Jewelry Making Ideas From Junk

Updated April 17, 2017

You can use found objects, household articles and discarded items and materials to make your own jewellery. Turn old clothes, smashed glass and crockery, discarded electrical equipment, broken jewellery and food or drinks packaging into unique accessories. Fun and inexpensive, junk jewellery can be zany or elegant, playful or restrained. You can create jewellery that proudly displays its upcycled origins as well as professional-looking pieces that you'd never know were made from recycled materials.

Plastics and Vinyl

The plastic used for soda bottles has many uses. For example, you can cut out shapes to make charms or cut strips to make bangles or to weave or twist. You can colour plastic with permanent markers or shrink bottle plastic in the oven or with a heat gun. Wind strips around pliers and heat them to make beads or turn soft vinyl into collars and wristbands, punching a hole in the ends to thread it with ribbon. If you soften old vinyl records in the oven you can cut and shape them into jewellery.

Metal and Wire

Cut up aluminium drink cans and tape the edges to make wrist or arm cuffs or use pretty or interesting can designs as jewellery motifs. You can press small sections of soda cans into epoxy putty or polymer clay to mimic enamel jewellery or thread ring-pulls onto leather thongs or ribbon. Wire is also a useful jewellery material. You can twist discarded wire into designs, or thread it with beads. Use colourful insulated wire to make bright, funky jewellery, or remove the coating to expose the metal. Cut insulation up to make beads and string them on a ribbon for a pretty design.

Fabric and Ribbon

Cut old clothes into strips and braid the strips together into headbands, cuffs and neckbands. You can fold offcuts of fabric or ribbon into rosettes, flowers and other shapes and sew them to headbands, barrettes or brooch backs. Sew fabric over wire or plastic to make bangles. Embellish recycled fabric pieces with buttons, beads and safety pins. Knot strips of stretchy fabric like torn pantyhose together, or stretch them over a wire frame to make bracelets or headbands.

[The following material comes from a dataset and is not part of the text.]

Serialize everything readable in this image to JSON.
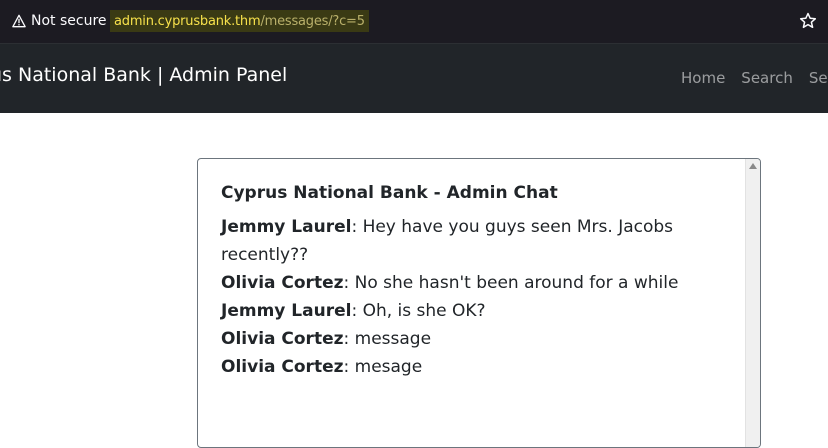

Glass and Ceramics

If you have broken dishes around, you don't have to throw them away. Instead, you can use them to make unique jewellery. For example, you can file down the sharp edges of broken glass or crockery shards and drill holes for wire loops. Connect sections together or hang individual pieces from a thong or a chain. Wrap sea-glass with wire. Glue glass shards to metal jewellery blanks with clear epoxy cement, or press them into epoxy putty over a piece of foil.

Natural Materials

Varnish small pebbles to bring out the colour and incorporate them into your jewellery pieces. Alternatively, paint them to look like gemstones. Cut up wooden pencils for beads. Sand and varnish plywood offcuts to make earrings or pendants. If you've been eating fruit, save and paint the larger fruit seeds and pips (such as melon seeds) and varnish them to make beads. You can also drill and sand pieces of nut shell for beads. If you take a trip to a beach, pick up seashells to use for jewellery.

Buttons, Beads and Found Objects

Glue or sew buttons onto ring blanks or brooch backs. Stack buttons of different sizes to make earrings or pendants. Turn a broken drawer pull into a pendant by adding a wire loop and threading it onto a chain or ribbon. Melt plastic beads in the oven or with a heat gun to make new shapes. Set pieces of broken jewellery, mismatched earrings, watch parts and small toys in clear plastic resin for a fun and different necklace or pair of earrings.


If you have lots of scrap paper around, turn it into something special. Cut paper into strips, put glue on them and wind them into beads. Seal with a d├ęcoupage medium or clear varnish. Glue small images from old newspapers or magazines to the back of a flat-backed marble or glass tile to make a pendant or brooch. You can also laminate images and turn them into earrings or pendants.

Cite this Article A tool to create a citation to reference this article Cite this Article

About the Author

Clare Edwards has been providing Internet content since 1998. She has written and translated for a variety of markets: everything from technical articles to short fiction and essays on alternative spirituality. She holds a certificate of higher education in electronics and audio arts from Middlesex University.